• Whether you find your pre-1910 event on FreeBMD or not, if you are looking in one of the areas listed above, you should certainly go to UK BMD to see if it appears in the local BMD indexes, and you may get extra information that way.
• If the event you’re looking for is not in FreeBMD and not covered by the local BMD indexes, or if it is post-1910 (and again not covered by the local BMD indexes), then your approach will depend on how closely you can pin down the date when the event should have taken place. If you can pin it down to within, say two years, then perhaps it is worth searching on the free facility at Ancestry. However, in my experience, the search facility at Ancestry is exceedingly slow. So, if you are looking to search over a longer period, then I think it would pay you to suscribe to one of the three other commercial providers.
Of the commercial providers, my strong preference would be to opt for the 1837online site. In my view, it is the best presented of all the commercial genealogy sites – clear and easy to navigate around – and better even than Scotland’s People. It has a very competitive and flexible pricing policy, which if you buy £25 worth of credits allows you access for a whole year, and you get access also to the overseas BMD indexes and the 1861 and 1891 Censuses for England and Wales. The full transcription of the GRO indexes for 1866 to 1920 on the Family Relatives site might seem a big attraction, but much of this period is now well covered by FreeBMD. By combining a subscription to 1837online with sensible use of the free facilities now available elsewhere, you should be able to meet most of your searching requirements for a very reasonable outlay.
Good luck!
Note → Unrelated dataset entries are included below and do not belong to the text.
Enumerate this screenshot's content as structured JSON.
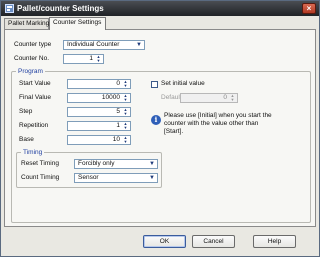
{
  "window": {
    "title": "Pallet/counter Settings",
    "close_glyph": "×"
  },
  "tabs": [
    {
      "label": "Pallet Marking"
    },
    {
      "label": "Counter Settings"
    }
  ],
  "counter": {
    "type_label": "Counter type",
    "type_value": "Individual Counter",
    "no_label": "Counter No.",
    "no_value": "1"
  },
  "program": {
    "title": "Program",
    "start_label": "Start Value",
    "start_value": "0",
    "final_label": "Final Value",
    "final_value": "10000",
    "step_label": "Step",
    "step_value": "5",
    "repetition_label": "Repetition",
    "repetition_value": "1",
    "base_label": "Base",
    "base_value": "10",
    "initial_check_label": "Set initial value",
    "defaults_label": "Defaults",
    "defaults_value": "0",
    "note_lines": [
      "Please use [Initial] when you start the",
      "counter with the value other than",
      "[Start]."
    ]
  },
  "timing": {
    "title": "Timing",
    "reset_label": "Reset Timing",
    "reset_value": "Forcibly only",
    "count_label": "Count Timing",
    "count_value": "Sensor"
  },
  "buttons": {
    "ok": "OK",
    "cancel": "Cancel",
    "help": "Help"
  },
  "icons": {
    "app": "app-icon",
    "info": "info-icon",
    "dropdown": "chevron-down-icon",
    "spinner": "spinner-arrows-icon"
  }
}
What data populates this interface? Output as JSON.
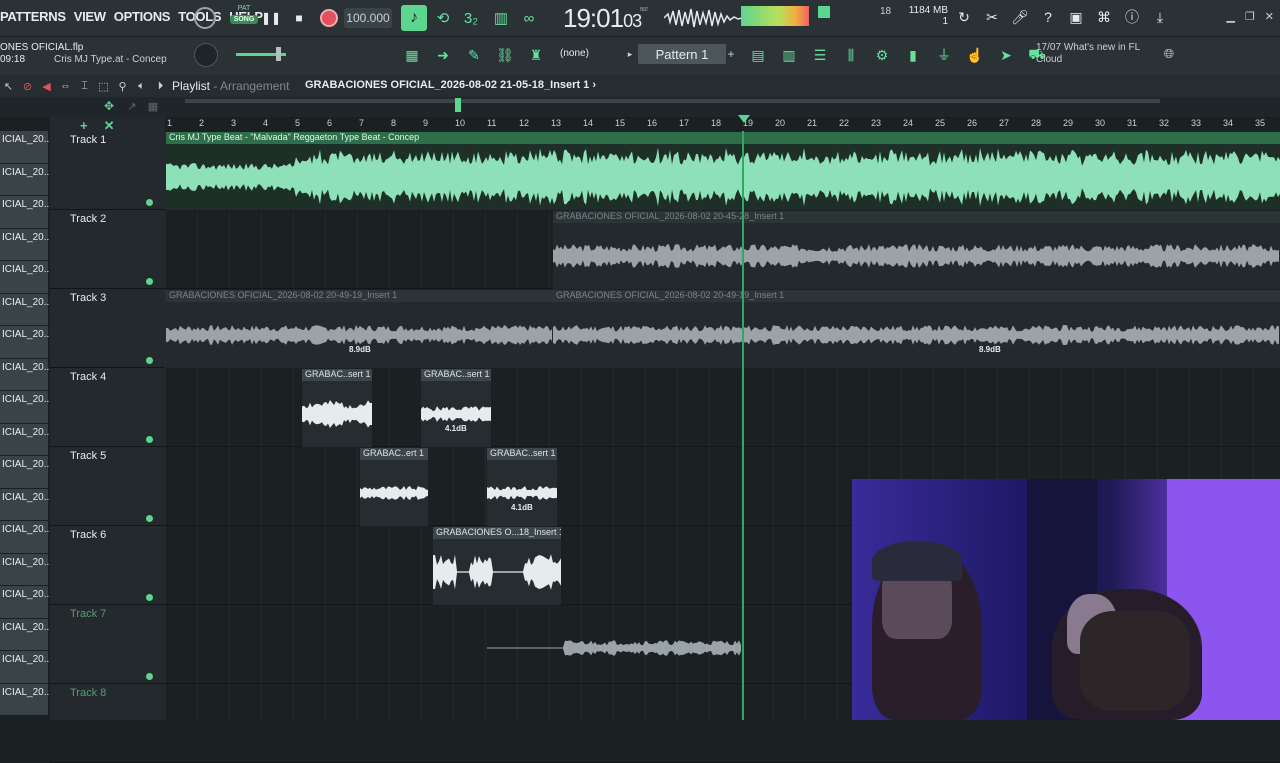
{
  "menu": [
    "PATTERNS",
    "VIEW",
    "OPTIONS",
    "TOOLS",
    "HELP"
  ],
  "pat_song": {
    "pat": "PAT",
    "song": "SONG"
  },
  "tempo": "100.000",
  "clock": {
    "main": "19:01",
    "sub": "03",
    "unit": "B:S:T"
  },
  "cpu": {
    "value": "18",
    "voices": "1"
  },
  "memory": "1184 MB",
  "project": {
    "file": "ONES OFICIAL.flp",
    "time": "09:18",
    "hint": "Cris MJ Type.at - Concep"
  },
  "channel_selector": "(none)",
  "pattern": "Pattern 1",
  "news": {
    "date": "17/07",
    "text": "What's new in FL",
    "line2": "Cloud"
  },
  "playlist": {
    "title": "Playlist",
    "sep": " - ",
    "mode": "Arrangement",
    "path": "GRABACIONES OFICIAL_2026-08-02 21-05-18_Insert 1",
    "arrow": "›"
  },
  "ruler": [
    "1",
    "2",
    "3",
    "4",
    "5",
    "6",
    "7",
    "8",
    "9",
    "10",
    "11",
    "12",
    "13",
    "14",
    "15",
    "16",
    "17",
    "18",
    "19",
    "20",
    "21",
    "22",
    "23",
    "24",
    "25",
    "26",
    "27",
    "28",
    "29",
    "30",
    "31",
    "32",
    "33",
    "34",
    "35"
  ],
  "picker": [
    "ICIAL_20..",
    "ICIAL_20..",
    "ICIAL_20..",
    "ICIAL_20..",
    "ICIAL_20..",
    "ICIAL_20..",
    "ICIAL_20..",
    "ICIAL_20..",
    "ICIAL_20..",
    "ICIAL_20..",
    "ICIAL_20..",
    "ICIAL_20..",
    "ICIAL_20..",
    "ICIAL_20..",
    "ICIAL_20..",
    "ICIAL_20..",
    "ICIAL_20..",
    "ICIAL_20.."
  ],
  "tracks": [
    "Track 1",
    "Track 2",
    "Track 3",
    "Track 4",
    "Track 5",
    "Track 6",
    "Track 7",
    "Track 8"
  ],
  "clips": {
    "t1": "Cris MJ Type Beat - \"Malvada\" Reggaeton Type Beat - Concep",
    "t2": "GRABACIONES OFICIAL_2026-08-02 20-45-28_Insert 1",
    "t3a": "GRABACIONES OFICIAL_2026-08-02 20-49-19_Insert 1",
    "t3b": "GRABACIONES OFICIAL_2026-08-02 20-49-19_Insert 1",
    "t4a": "GRABAC..sert 1",
    "t4b": "GRABAC..sert 1",
    "t5a": "GRABAC..ert 1",
    "t5b": "GRABAC..sert 1",
    "t6": "GRABACIONES O...18_Insert 1"
  },
  "gains": {
    "t3a": "8.9dB",
    "t3b": "8.9dB",
    "t4b": "4.1dB",
    "t5b": "4.1dB"
  },
  "colors": {
    "accent": "#5cd68f",
    "beat_waveform": "#8ee0b8",
    "playhead": "#2fa864",
    "record": "#e0525c"
  }
}
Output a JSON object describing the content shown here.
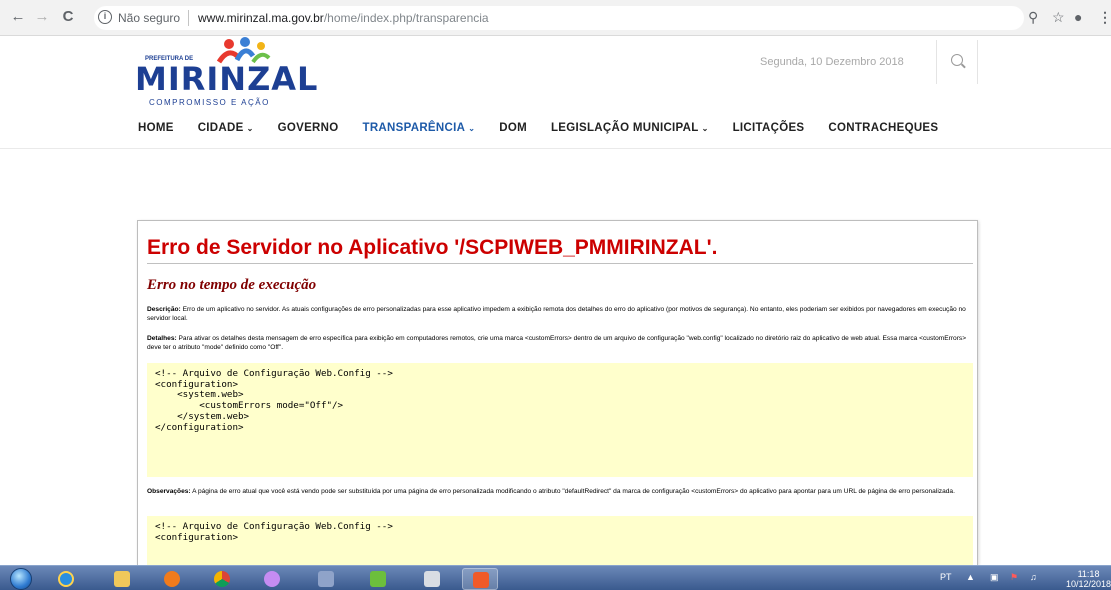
{
  "browser": {
    "security_label": "Não seguro",
    "url_host": "www.mirinzal.ma.gov.br",
    "url_path": "/home/index.php/transparencia",
    "back_icon": "←",
    "forward_icon": "→",
    "reload_icon": "C",
    "info_icon": "i"
  },
  "site": {
    "logo_main": "MIRINZAL",
    "logo_prefix": "PREFEITURA DE",
    "logo_tagline": "COMPROMISSO E AÇÃO",
    "date": "Segunda, 10 Dezembro 2018",
    "menu": [
      {
        "label": "HOME"
      },
      {
        "label": "CIDADE"
      },
      {
        "label": "GOVERNO"
      },
      {
        "label": "TRANSPARÊNCIA"
      },
      {
        "label": "DOM"
      },
      {
        "label": "LEGISLAÇÃO MUNICIPAL"
      },
      {
        "label": "LICITAÇÕES"
      },
      {
        "label": "CONTRACHEQUES"
      }
    ],
    "caret": "⌄",
    "accent_color": "#1d5aa8",
    "brand_color": "#1d3f93"
  },
  "error": {
    "title": "Erro de Servidor no Aplicativo '/SCPIWEB_PMMIRINZAL'.",
    "subtitle": "Erro no tempo de execução",
    "desc_label": "Descrição:",
    "desc_text": " Erro de um aplicativo no servidor. As atuais configurações de erro personalizadas para esse aplicativo impedem a exibição remota dos detalhes do erro do aplicativo (por motivos de segurança). No entanto, eles poderiam ser exibidos por navegadores em execução no servidor local.",
    "details_label": "Detalhes:",
    "details_text": " Para ativar os detalhes desta mensagem de erro específica para exibição em computadores remotos, crie uma marca <customErrors> dentro de um arquivo de configuração \"web.config\" localizado no diretório raiz do aplicativo de web atual. Essa marca <customErrors> deve ter o atributo \"mode\" definido como \"Off\".",
    "code1": [
      "",
      "<!-- Arquivo de Configuração Web.Config -->",
      "",
      "<configuration>",
      "    <system.web>",
      "        <customErrors mode=\"Off\"/>",
      "    </system.web>",
      "</configuration>",
      ""
    ],
    "notes_label": "Observações:",
    "notes_text": " A página de erro atual que você está vendo pode ser substituída por uma página de erro personalizada modificando o atributo \"defaultRedirect\" da marca de configuração <customErrors> do aplicativo para apontar para um URL de página de erro personalizada.",
    "code2": [
      "",
      "<!-- Arquivo de Configuração Web.Config -->",
      "",
      "<configuration>"
    ],
    "title_color": "#cc0000",
    "code_bg": "#ffffcc"
  },
  "taskbar": {
    "lang": "PT",
    "time": "11:18",
    "date": "10/12/2018",
    "apps": [
      "ie",
      "explorer",
      "media-player",
      "chrome",
      "paint",
      "network",
      "green-app",
      "calculator",
      "orange-app"
    ]
  }
}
David Robertson 24th March 2006. Page coded and set up by Jim Robertson on 6th April 2006.